Excerpts from an interface dataset
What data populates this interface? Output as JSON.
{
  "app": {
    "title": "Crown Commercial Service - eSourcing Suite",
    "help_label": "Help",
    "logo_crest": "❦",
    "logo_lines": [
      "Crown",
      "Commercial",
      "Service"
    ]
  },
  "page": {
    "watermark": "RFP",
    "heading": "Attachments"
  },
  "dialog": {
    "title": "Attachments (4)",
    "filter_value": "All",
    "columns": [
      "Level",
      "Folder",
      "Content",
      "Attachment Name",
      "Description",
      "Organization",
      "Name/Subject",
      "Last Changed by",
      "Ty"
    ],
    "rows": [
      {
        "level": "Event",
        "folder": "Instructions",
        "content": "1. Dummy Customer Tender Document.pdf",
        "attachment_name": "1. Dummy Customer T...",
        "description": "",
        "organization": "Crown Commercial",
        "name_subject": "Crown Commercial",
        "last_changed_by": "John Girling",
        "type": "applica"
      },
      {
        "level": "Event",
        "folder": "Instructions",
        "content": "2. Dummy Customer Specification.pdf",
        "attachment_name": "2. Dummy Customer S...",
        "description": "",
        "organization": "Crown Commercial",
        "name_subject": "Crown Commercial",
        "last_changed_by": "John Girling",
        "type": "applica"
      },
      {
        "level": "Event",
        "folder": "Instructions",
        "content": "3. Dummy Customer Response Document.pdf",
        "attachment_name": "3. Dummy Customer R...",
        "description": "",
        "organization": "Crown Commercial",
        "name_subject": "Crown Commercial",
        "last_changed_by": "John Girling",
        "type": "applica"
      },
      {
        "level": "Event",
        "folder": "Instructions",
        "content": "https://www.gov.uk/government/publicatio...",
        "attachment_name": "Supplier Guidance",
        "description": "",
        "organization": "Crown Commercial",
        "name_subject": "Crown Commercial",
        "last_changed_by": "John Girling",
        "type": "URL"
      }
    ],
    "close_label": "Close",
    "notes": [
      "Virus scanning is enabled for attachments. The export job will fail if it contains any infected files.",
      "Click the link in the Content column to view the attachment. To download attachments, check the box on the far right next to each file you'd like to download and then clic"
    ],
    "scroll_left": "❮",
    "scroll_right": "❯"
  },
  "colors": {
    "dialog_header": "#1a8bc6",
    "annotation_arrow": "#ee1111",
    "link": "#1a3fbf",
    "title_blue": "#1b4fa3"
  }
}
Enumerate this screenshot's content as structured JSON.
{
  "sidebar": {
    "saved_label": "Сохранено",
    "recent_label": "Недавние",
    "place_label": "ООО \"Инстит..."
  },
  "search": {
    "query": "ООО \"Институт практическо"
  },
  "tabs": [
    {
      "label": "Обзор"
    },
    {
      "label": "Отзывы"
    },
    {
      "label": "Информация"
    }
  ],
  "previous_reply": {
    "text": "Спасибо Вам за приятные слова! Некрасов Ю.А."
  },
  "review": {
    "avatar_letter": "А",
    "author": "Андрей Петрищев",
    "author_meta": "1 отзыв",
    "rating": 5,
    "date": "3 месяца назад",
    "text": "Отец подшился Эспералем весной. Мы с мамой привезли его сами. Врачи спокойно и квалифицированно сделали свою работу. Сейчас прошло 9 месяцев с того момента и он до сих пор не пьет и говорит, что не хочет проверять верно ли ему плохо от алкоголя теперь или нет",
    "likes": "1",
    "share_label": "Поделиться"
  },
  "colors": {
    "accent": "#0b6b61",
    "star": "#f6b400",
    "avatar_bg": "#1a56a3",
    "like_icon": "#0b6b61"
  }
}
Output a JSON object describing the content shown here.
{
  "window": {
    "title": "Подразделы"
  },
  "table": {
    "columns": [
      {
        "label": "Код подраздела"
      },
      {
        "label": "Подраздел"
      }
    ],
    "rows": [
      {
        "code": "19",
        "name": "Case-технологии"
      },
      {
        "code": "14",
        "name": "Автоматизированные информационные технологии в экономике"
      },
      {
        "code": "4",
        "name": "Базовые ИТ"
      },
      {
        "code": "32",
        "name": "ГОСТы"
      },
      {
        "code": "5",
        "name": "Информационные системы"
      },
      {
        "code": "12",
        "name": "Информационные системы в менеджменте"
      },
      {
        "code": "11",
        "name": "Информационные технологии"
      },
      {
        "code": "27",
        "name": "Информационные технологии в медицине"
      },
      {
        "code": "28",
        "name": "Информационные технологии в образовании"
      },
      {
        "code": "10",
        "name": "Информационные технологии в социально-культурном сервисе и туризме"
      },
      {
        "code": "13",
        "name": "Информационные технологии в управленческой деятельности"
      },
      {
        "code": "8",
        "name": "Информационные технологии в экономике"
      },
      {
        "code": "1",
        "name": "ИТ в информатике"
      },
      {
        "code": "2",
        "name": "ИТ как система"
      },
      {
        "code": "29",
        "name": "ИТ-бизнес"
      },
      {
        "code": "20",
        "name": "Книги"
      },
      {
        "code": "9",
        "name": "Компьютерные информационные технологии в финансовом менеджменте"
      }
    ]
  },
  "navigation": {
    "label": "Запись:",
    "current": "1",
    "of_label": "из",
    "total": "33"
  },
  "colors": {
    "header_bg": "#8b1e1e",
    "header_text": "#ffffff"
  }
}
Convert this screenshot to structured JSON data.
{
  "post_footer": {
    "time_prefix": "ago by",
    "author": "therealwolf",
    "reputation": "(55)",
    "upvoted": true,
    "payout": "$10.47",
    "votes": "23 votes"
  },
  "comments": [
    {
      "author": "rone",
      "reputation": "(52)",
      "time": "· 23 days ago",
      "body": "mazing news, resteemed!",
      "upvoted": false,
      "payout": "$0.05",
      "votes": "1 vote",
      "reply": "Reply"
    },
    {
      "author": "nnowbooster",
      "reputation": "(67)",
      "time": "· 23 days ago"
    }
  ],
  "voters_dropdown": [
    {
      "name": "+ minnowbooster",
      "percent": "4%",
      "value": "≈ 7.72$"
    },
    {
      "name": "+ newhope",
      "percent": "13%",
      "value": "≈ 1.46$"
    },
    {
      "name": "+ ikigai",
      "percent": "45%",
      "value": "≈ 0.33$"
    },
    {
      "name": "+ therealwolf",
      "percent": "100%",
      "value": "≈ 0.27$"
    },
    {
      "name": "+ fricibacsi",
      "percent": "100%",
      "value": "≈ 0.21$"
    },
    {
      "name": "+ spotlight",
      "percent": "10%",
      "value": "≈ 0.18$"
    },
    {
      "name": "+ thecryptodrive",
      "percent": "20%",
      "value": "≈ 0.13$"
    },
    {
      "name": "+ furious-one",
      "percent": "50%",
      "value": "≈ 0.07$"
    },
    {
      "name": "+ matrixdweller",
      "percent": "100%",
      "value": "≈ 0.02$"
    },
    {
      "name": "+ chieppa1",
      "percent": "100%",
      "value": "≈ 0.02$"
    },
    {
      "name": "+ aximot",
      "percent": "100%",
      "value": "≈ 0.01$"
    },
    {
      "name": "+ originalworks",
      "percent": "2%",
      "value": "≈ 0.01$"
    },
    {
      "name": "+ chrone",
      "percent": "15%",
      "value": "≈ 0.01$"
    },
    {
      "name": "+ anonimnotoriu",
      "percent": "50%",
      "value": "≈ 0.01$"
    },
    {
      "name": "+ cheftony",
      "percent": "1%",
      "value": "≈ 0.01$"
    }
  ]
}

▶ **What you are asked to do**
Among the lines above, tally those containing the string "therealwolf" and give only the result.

▶ **Solution for this problem**
2